After a good soak in Retro Clean (and a good wash for the skirt), I decided to sew the doily's onto the skirt in some random pattern. The doily's are in various sizes, and some are white, while some are ecru. This didn't matter to me; in fact, for me, it added to the charm.

I used embroidery floss to sew them onto the skirt, mainly because it was heavy, and also because the color blended in - and knowing the kind of hand sewer I am, I knew this would work.

I only used a hoop on a couple of them because they were a little floppy and wouldn't stay flat. As you can also see, some of them were broken in areas. I just continued the line with embroidery. You can't tell...

unless you look very carefully.

It was a good project for me last week, while I was too worried about the fires to concentrate on anything else. And it was almost fitting that this project originated in the very area that we were all so worried about.

Candy was worried too. Sweet girl.

This was a super easy refashion project, anyone could do it! You don't have to use vintage doily's either - I think Michael's and Joann's both carry bulk doily's of different sizes. How funky cute would this be if I had dyed them up before sewing them on? (oooohhh, another project?!) I think the possibilities are endless.

When I finished the skirt, I brainstormed the entire outfit (because I'm wacked like that). I decided to refashion another boring cardigan, just not as drastically (who has time for these things?!). I took a brown Lands' End cardigan, and just changed out the boring grey buttons to some bright white vintage mother-of-pearl buttons I had. Simple Simon.

And the shoes. Oh, the shoes. I've been lusting after a pair of brown Mary Janes for a couple of months. I originally saw these, and while I loved the style, was not sure about the red. So I went with these. As soon as I saw them in person, I realized what a grave mistake I had made. They were almost as boring as the Lands' End cardigan - pre-refashion. It was this photo that turned me around. I *heart* Zappos. Free overnight delivery soothes the instant gratification soul. {do you see the whipstitch detail????!!!!}

My life is complete.

Happy Halloween!
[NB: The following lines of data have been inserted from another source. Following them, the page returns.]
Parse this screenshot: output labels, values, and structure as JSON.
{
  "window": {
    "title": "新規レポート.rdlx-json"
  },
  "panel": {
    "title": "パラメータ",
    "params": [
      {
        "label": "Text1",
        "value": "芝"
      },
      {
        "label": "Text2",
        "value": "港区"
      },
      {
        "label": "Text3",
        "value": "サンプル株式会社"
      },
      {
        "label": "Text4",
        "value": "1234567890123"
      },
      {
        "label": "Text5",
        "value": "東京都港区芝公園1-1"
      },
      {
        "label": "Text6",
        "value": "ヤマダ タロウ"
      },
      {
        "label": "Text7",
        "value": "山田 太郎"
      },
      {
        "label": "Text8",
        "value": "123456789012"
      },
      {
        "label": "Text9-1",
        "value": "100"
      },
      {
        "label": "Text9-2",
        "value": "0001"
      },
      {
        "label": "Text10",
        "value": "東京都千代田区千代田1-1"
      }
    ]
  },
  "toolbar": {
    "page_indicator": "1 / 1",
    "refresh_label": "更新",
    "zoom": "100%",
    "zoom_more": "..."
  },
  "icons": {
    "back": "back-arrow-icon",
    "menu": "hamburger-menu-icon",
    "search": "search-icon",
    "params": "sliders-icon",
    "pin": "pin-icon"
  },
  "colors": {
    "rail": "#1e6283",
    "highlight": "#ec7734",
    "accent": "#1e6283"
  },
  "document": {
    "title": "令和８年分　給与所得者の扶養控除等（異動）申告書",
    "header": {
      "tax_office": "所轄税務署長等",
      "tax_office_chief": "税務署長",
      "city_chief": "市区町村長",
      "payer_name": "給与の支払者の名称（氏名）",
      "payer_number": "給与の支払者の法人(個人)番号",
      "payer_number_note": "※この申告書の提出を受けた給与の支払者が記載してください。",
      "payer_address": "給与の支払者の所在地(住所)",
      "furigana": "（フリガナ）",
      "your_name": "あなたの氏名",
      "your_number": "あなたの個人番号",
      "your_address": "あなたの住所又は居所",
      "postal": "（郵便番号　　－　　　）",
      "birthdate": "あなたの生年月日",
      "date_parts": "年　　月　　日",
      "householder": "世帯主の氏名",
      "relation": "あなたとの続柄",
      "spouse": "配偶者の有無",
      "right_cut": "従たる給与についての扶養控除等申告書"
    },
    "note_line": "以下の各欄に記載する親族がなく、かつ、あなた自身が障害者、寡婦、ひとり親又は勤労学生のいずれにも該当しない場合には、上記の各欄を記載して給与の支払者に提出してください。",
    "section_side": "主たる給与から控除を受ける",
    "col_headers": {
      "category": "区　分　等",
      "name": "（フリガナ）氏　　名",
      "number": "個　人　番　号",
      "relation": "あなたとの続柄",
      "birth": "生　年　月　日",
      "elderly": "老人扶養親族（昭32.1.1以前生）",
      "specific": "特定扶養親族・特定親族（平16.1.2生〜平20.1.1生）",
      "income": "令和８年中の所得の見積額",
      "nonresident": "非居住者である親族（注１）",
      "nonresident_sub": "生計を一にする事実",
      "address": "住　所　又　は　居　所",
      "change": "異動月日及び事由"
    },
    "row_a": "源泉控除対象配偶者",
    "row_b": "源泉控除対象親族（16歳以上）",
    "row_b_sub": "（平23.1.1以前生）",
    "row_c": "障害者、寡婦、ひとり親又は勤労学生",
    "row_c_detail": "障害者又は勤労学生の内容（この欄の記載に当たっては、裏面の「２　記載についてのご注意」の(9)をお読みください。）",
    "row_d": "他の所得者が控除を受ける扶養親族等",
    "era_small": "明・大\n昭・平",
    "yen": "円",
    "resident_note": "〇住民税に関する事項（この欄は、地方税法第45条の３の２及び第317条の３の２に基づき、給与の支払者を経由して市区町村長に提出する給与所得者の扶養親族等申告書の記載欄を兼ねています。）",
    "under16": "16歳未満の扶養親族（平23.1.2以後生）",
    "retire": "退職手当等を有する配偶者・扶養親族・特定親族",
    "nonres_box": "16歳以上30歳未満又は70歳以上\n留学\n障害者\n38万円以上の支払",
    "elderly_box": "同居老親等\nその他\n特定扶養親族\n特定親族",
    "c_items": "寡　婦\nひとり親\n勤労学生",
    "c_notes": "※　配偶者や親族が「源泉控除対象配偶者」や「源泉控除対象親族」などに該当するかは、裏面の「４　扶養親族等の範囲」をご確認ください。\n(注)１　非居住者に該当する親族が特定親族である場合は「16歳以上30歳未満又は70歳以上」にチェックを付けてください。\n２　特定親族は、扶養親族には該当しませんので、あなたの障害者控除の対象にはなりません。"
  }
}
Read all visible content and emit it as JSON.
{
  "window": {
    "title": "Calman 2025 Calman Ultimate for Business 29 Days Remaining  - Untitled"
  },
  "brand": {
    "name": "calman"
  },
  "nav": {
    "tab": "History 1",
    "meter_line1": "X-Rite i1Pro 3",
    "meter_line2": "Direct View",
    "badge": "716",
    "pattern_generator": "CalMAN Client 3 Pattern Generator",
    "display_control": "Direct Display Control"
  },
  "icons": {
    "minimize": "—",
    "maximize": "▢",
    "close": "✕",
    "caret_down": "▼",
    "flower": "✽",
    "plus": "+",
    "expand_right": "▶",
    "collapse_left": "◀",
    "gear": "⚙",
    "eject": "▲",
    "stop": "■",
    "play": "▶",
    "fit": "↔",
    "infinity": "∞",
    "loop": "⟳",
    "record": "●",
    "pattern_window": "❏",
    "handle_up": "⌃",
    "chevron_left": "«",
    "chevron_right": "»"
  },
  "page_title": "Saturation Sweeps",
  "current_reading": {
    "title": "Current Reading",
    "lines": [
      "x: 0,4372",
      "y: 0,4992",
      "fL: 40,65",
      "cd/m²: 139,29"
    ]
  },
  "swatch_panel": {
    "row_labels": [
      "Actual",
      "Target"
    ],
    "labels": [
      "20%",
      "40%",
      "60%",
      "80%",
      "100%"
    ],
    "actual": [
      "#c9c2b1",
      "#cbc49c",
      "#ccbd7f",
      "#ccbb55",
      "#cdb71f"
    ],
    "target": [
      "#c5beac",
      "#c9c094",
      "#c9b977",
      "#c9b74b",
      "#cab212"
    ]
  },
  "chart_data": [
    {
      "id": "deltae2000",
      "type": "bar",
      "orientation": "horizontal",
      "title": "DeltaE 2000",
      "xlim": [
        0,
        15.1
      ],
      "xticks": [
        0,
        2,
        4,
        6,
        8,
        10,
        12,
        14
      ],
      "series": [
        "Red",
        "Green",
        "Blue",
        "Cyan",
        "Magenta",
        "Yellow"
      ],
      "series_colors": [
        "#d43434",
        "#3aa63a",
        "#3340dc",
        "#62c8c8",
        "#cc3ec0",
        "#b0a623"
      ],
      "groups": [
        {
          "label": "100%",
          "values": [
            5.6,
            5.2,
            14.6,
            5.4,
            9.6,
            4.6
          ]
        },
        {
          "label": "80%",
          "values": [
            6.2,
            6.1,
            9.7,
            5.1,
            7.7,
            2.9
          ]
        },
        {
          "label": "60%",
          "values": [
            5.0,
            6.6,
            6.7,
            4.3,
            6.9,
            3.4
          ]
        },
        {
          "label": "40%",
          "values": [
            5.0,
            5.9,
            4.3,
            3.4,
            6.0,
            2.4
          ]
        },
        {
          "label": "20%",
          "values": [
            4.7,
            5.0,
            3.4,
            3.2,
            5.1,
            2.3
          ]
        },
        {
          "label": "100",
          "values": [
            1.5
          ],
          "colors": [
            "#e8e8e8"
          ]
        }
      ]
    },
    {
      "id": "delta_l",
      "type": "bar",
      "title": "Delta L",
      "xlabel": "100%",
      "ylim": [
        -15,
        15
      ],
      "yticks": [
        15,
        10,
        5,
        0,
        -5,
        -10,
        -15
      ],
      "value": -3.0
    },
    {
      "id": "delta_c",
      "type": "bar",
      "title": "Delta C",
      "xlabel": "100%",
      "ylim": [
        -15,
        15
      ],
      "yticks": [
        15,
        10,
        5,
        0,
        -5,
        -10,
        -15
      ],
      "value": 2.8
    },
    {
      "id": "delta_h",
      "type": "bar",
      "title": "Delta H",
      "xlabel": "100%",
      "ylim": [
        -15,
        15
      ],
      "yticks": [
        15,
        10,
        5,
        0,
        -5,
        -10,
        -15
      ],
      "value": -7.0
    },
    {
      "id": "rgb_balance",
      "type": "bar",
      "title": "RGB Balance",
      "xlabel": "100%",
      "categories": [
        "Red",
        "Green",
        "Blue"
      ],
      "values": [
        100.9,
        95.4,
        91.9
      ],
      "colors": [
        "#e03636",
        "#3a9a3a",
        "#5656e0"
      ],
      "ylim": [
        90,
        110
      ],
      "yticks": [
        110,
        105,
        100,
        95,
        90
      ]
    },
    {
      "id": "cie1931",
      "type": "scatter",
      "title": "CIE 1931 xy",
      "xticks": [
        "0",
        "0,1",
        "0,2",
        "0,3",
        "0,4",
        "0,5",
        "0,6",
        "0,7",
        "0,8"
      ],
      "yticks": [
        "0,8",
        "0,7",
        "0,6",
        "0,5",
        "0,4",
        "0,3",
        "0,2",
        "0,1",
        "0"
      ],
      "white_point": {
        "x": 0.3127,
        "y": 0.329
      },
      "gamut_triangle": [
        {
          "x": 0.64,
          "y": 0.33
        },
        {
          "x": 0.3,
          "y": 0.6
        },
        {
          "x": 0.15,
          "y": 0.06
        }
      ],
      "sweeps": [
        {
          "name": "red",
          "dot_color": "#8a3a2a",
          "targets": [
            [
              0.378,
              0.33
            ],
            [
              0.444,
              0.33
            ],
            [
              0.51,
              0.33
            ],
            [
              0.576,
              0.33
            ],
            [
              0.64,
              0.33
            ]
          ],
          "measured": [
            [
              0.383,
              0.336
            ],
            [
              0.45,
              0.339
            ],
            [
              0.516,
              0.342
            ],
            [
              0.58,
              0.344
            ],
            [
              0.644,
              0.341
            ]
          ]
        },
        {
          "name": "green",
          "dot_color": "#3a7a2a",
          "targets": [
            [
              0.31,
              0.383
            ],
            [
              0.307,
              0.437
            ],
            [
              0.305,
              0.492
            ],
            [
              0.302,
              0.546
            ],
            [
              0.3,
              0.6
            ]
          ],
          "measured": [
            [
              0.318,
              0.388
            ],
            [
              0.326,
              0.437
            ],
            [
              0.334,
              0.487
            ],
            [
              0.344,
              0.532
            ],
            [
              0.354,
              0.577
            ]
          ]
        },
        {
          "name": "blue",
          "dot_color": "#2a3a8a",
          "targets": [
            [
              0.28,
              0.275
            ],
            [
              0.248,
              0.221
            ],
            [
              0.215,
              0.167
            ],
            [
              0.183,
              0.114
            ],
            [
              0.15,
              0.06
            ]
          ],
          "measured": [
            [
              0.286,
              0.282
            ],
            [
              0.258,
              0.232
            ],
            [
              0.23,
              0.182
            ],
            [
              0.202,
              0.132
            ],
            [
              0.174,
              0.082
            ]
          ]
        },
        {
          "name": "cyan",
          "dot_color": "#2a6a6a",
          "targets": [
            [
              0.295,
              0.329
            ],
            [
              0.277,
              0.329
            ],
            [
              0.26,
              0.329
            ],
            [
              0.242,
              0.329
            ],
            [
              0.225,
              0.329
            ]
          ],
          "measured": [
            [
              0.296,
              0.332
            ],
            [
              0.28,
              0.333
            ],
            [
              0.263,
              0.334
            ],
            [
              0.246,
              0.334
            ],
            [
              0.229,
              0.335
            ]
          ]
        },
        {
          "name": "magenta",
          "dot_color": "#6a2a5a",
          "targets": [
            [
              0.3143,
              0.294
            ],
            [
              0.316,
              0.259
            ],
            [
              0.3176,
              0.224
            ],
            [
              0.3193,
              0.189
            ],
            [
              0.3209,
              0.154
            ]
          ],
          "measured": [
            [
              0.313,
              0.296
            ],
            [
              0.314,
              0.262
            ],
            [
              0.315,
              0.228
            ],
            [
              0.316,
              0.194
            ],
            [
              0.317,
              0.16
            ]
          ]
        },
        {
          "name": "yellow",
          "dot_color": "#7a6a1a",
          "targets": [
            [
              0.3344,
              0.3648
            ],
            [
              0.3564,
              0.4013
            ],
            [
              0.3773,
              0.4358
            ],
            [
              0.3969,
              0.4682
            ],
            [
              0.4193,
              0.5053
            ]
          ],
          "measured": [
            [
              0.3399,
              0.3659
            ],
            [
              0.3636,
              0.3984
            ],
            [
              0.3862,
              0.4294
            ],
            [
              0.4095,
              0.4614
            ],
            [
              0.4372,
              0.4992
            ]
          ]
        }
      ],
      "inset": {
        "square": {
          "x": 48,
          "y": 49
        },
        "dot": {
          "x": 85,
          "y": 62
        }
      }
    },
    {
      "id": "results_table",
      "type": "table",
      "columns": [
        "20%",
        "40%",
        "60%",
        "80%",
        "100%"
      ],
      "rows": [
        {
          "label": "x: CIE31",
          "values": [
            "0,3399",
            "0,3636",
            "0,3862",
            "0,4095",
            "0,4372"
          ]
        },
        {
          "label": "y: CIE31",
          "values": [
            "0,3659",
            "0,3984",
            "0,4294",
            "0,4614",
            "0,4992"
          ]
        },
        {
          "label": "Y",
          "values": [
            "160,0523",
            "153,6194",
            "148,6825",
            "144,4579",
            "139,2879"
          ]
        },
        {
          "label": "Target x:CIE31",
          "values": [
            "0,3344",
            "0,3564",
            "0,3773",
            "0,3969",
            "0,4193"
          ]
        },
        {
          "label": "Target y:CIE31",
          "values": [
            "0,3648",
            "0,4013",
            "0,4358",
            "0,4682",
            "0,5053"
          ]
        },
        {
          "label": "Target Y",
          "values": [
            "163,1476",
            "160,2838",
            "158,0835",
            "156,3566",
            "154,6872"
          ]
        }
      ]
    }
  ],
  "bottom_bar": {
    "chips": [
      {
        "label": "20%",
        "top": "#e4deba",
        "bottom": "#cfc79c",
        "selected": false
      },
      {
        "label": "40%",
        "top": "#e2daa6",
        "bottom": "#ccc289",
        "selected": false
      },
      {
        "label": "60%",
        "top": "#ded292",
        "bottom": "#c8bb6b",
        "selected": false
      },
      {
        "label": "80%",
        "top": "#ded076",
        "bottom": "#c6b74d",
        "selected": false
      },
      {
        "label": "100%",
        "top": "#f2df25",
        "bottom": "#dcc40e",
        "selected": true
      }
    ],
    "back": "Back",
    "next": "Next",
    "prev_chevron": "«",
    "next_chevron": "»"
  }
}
Damn...he has a meeting. :( Oh well - I'm still going out to lunch!
I'm hoping to meet my mister for lunch later!